There was speculation the Obama campaign would cancel the Las Vegas rally in light of the tragedy.
While the campaign ultimately decided to press on with the event, its tone was decidedly scaled down.
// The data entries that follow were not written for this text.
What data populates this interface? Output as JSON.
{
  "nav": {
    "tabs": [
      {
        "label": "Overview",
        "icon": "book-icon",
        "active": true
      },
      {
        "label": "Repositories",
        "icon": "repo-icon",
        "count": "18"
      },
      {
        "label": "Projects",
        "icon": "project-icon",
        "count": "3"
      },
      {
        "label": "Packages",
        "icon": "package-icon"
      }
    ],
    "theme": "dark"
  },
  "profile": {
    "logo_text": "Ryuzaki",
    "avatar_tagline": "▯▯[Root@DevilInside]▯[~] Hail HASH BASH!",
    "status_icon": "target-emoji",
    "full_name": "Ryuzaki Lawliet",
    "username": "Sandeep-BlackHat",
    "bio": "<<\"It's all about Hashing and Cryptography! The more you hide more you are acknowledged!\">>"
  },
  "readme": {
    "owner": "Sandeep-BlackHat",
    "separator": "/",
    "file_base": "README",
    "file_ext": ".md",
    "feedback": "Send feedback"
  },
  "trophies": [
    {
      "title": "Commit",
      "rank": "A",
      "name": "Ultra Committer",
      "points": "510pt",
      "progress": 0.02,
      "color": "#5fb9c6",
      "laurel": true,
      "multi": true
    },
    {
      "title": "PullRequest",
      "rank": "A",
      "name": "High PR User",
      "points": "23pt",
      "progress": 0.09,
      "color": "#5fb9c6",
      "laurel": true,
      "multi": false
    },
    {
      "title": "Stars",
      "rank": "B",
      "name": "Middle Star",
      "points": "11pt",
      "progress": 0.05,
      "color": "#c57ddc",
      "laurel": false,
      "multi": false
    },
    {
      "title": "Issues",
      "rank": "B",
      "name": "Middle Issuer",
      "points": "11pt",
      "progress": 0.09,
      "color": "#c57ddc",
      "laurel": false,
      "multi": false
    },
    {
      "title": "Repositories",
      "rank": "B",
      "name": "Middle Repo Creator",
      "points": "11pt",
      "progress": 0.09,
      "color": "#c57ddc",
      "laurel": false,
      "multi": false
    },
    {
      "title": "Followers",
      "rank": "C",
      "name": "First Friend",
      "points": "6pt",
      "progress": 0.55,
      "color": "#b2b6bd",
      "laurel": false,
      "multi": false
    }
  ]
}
Obama refrained from his sharpest political barbs, did not mention rival Mitt Romney by name as he usually does, and entered absent his trademark introductory song, U2’s “The City of Blinding Lights.” The campaign later confirmed the absence of music was a deliberate effort to rein in the usually charged atmospherics of a campaign event.
"It's a reminder that the freedoms we enjoy, sometimes even the freedoms we take for granted, they're only sustained because there are people like those who were killed, who were willing to stand up for those freedoms, who were willing to fight for those freedoms, in some cases to lay their lives down for those freedoms," he also said. "So tonight let's think of them and thank them."
Obama also addressed the killings in a conference video with grassroots supporters before the Las Vegas event, telling volunteers, "Our hearts are broken for the families."
"The sacrifices that our troops and our diplomats make are obviously very different from the challenges that we face here domestically but like them, you guys are Americans who sense that we can do better than we're doing," he also told the volunteers.
The president will head to Colorado late Wednesday ahead of a campaign event in the Denver area Thursday morning.
– CNN White House Correspondent Dan Lothian contributed to this report